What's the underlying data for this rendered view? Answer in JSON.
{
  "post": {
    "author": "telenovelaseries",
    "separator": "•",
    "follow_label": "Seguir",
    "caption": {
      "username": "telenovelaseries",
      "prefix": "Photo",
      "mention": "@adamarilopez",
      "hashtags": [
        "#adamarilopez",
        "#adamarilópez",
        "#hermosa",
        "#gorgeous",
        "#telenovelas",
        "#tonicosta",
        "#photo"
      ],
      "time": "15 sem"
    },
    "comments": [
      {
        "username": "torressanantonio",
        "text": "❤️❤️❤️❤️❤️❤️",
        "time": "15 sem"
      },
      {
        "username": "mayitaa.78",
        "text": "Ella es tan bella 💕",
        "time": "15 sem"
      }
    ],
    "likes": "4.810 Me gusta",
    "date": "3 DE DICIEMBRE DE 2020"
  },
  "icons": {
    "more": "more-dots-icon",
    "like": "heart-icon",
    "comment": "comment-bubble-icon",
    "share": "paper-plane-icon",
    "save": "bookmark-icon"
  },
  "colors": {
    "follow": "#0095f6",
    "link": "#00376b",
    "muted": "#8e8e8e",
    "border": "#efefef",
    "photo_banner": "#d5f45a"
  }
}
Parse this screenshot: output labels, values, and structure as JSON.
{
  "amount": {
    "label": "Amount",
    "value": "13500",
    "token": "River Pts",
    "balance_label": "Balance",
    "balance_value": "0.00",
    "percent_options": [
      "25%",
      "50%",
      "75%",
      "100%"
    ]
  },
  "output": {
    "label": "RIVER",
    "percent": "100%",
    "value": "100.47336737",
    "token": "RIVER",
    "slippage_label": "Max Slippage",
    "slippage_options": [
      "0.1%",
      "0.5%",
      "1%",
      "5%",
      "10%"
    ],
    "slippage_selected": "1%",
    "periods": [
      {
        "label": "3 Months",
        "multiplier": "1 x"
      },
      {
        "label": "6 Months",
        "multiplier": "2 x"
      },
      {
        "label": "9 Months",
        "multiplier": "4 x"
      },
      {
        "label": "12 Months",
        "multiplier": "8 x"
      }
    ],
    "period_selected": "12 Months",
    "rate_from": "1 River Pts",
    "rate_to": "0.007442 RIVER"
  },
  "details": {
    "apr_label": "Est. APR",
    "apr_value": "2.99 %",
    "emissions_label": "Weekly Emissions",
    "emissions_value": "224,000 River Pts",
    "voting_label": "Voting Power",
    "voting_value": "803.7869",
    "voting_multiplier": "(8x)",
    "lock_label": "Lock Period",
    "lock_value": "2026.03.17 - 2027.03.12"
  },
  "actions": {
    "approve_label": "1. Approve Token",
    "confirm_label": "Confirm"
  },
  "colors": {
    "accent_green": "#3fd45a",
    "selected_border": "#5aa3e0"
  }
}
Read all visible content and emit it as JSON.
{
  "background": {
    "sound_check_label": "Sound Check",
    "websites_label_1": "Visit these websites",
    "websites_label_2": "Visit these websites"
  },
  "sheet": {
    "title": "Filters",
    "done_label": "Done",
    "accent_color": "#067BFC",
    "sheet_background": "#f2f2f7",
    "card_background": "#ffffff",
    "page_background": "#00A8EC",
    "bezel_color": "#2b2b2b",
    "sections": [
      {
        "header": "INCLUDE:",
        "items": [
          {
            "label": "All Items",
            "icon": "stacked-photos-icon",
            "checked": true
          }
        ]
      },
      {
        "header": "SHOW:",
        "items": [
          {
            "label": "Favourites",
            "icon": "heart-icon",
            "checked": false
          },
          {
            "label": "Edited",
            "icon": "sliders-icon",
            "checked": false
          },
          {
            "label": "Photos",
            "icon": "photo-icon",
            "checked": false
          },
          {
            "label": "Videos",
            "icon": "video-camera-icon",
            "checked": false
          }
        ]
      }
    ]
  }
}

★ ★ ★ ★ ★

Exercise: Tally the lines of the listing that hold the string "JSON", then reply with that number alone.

Task answer: 3